DR. FAIR: Well, that's why it will be important for him to be here because he's probably thought about this question more than any of us in this audience.
DR. GORDON: I know he's thought about it a lot, but he's been doing this work only for a certain number of months. And I think that one of the things that's really important in this area is that gathered around the table are people who've been working in these areas for altogether, I don't know how many years, but it's a lot of time.
And I think that it's very important that, as Steve Groft has said, that this is very much an independent entity and that our deliberations will, hopefully, be of use to all of the Government agencies.
MR. GROFT: I think to remember, too, that after tomorrow we'll have each of you identify what working group or subcommittees you want to become involved in. And part of that process will be us talking with different people on teleconferences, arranging for the next meeting. And so I think we'll have the opportunity to get all these issues out then to express the concerns.
DR. GORDON: Are there any other comments or thoughts before we close this afternoon's session?
DR. GORDON: So just a reminder, tomorrow there will be time for public comment between 1:00 and 2:00. And we welcome that. And please let Michele Chang know if you are interested in commenting, we'd love to hear you. And if you can't make it, or know someone who can't make it, who would like to submit written material, we'd love to consider that as well. We have a statement by the President here that's just been handed out, each of you has a copy of it.
I want to personally thank everybody for what was a wonderful discussion. I really feel we've come a long way in defining the issues related to research. And we have three more areas to cover tomorrow.
And one of the wonderful things has been how we've used CAM. CAM is our doorway, it's our specific mandate.

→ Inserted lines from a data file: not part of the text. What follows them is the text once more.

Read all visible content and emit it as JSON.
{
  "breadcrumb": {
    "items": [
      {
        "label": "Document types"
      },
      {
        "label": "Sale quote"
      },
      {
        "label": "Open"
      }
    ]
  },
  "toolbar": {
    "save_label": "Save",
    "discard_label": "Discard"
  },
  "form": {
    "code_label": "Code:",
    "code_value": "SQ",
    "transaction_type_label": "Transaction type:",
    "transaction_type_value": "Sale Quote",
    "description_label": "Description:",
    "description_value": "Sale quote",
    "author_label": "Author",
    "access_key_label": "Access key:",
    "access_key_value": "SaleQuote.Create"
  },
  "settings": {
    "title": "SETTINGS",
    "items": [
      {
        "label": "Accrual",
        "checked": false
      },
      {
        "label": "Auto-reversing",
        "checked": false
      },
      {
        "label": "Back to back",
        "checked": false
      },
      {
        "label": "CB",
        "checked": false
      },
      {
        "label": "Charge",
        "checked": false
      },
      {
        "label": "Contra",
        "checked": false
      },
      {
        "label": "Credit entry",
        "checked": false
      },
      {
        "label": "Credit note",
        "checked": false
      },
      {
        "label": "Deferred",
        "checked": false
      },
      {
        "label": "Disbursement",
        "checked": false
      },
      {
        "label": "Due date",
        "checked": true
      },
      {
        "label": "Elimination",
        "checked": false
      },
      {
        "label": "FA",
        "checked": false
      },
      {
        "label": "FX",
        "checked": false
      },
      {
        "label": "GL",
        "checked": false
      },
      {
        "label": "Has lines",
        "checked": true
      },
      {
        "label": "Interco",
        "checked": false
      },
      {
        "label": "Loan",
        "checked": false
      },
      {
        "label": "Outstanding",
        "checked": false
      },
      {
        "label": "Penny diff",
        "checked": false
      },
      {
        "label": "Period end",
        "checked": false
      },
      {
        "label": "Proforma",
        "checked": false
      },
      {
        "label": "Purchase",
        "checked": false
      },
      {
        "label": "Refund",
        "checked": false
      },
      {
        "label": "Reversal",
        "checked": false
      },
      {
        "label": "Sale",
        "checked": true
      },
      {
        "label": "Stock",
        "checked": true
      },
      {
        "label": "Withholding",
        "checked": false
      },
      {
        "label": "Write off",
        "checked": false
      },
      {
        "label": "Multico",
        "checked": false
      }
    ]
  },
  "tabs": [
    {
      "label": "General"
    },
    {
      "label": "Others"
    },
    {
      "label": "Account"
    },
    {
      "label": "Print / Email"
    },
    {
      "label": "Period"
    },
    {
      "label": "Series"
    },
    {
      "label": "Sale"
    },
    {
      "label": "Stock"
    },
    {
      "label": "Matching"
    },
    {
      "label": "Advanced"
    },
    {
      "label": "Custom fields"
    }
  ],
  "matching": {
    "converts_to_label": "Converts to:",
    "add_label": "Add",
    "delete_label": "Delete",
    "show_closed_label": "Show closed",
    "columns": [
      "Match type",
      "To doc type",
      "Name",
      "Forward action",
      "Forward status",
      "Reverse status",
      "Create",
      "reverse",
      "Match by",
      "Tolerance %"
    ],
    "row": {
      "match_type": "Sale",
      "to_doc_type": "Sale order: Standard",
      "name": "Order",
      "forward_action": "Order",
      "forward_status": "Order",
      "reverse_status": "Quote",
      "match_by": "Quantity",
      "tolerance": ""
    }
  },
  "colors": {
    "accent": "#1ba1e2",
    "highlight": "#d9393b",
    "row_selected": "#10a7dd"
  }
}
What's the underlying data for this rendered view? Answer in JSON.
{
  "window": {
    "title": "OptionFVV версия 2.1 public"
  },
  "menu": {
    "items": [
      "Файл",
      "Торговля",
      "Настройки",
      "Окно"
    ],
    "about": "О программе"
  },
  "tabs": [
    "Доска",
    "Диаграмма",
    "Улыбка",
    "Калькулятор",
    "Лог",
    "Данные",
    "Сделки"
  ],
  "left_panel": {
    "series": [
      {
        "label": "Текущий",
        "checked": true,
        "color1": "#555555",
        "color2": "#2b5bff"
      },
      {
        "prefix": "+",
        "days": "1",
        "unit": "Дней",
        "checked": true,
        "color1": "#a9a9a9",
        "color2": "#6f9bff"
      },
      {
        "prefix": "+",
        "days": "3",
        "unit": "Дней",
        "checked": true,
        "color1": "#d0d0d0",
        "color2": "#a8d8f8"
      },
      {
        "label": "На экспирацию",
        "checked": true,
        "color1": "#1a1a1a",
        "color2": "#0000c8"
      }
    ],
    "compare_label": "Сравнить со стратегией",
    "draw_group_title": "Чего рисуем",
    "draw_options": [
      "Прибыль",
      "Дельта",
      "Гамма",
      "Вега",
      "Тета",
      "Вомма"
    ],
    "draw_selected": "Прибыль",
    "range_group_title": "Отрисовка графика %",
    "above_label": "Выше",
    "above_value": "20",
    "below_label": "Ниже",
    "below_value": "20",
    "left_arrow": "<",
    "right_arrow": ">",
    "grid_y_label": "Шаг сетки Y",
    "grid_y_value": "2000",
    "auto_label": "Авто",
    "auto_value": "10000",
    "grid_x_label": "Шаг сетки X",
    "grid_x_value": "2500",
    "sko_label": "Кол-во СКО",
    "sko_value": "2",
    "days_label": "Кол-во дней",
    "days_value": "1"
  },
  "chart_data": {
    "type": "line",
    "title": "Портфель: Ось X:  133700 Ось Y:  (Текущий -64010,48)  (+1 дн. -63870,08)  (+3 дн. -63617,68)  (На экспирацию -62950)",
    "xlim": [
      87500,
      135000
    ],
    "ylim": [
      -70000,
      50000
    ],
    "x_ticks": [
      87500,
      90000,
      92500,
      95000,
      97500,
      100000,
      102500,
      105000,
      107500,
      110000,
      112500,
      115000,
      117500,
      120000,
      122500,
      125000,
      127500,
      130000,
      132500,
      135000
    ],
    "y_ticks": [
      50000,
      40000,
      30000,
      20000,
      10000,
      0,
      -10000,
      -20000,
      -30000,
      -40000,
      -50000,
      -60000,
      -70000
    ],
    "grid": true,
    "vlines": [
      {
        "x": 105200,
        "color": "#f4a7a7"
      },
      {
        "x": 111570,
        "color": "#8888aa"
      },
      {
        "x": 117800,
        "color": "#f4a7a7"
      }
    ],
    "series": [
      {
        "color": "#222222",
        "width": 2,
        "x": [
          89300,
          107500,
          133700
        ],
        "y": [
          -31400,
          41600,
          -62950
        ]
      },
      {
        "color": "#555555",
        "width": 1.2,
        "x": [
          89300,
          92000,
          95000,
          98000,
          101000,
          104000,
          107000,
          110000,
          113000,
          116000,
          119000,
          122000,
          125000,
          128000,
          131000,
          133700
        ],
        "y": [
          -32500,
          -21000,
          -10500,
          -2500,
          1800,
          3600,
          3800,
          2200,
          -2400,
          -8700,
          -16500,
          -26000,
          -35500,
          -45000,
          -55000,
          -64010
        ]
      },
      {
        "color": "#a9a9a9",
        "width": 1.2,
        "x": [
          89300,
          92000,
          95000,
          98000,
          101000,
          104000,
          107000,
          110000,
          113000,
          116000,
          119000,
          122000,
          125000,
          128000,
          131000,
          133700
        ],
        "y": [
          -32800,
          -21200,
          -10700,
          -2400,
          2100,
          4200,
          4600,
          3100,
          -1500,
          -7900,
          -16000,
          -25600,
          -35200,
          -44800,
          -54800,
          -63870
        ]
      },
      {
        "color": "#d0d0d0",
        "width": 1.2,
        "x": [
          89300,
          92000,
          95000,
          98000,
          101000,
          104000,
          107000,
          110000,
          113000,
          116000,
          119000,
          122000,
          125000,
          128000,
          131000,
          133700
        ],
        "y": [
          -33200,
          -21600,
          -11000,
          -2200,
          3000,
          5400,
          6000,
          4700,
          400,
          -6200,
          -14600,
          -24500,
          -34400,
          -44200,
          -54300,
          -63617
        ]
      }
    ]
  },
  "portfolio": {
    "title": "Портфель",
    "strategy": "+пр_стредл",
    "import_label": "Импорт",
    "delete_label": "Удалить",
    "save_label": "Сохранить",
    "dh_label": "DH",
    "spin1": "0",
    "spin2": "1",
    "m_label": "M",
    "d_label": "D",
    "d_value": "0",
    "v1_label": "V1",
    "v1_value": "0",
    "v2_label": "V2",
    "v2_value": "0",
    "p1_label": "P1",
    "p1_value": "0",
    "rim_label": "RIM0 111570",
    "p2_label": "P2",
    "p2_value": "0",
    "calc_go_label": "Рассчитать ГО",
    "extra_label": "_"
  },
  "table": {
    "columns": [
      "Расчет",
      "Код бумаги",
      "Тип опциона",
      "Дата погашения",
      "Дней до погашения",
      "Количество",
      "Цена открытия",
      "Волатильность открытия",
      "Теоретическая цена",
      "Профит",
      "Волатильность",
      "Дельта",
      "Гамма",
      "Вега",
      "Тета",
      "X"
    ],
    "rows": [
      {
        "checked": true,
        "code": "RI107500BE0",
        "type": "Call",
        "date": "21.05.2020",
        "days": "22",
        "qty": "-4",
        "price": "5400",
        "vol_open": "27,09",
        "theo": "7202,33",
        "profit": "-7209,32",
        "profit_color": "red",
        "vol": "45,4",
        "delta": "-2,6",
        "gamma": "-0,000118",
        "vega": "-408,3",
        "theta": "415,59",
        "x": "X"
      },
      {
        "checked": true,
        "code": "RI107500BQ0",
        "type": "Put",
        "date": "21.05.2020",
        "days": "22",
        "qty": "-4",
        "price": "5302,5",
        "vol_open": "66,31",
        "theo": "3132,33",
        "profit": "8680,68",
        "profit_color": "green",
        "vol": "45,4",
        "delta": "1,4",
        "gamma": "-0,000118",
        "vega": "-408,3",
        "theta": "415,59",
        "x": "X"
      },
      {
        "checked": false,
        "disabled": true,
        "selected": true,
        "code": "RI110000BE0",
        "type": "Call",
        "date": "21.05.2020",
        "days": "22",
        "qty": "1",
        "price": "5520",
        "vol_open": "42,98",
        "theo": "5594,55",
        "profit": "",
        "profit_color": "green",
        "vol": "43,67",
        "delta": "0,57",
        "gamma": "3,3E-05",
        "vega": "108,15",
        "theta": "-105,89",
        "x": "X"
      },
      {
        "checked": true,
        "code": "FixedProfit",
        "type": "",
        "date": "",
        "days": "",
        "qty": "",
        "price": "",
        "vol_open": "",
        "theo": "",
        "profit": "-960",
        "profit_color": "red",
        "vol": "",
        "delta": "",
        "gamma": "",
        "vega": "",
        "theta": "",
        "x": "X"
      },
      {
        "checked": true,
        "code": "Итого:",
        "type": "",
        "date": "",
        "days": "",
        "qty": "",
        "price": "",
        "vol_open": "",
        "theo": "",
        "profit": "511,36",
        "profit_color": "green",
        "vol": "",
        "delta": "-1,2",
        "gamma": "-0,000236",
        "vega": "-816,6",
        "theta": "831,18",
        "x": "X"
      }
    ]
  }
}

But I think what's coming out very clearly is that, while we consider CAM, there many other issues and concerns that have to be looked and understood. And then there is a context to this work that we are doing, and we are being to establish that. So thank you very much. And thank you, Steve and Michele and Terri also for the staff work.
MR. GROFT: We do need to know how many of the Commission members will attend the dinner this evening. And so if you could give Michele a quick nod or how about a hand count?
(All hands are raised.)
MR. GROFT: Everyone. And are there any other guests we need to count?
DR. GORDON: And we'll see you back here at 8:30 tomorrow morning. We'll look forward to it.
Whereupon, at 5:15 p.m., the meeting was adjourned, to be resumed July 14, 2000, at 8:30 a.m.)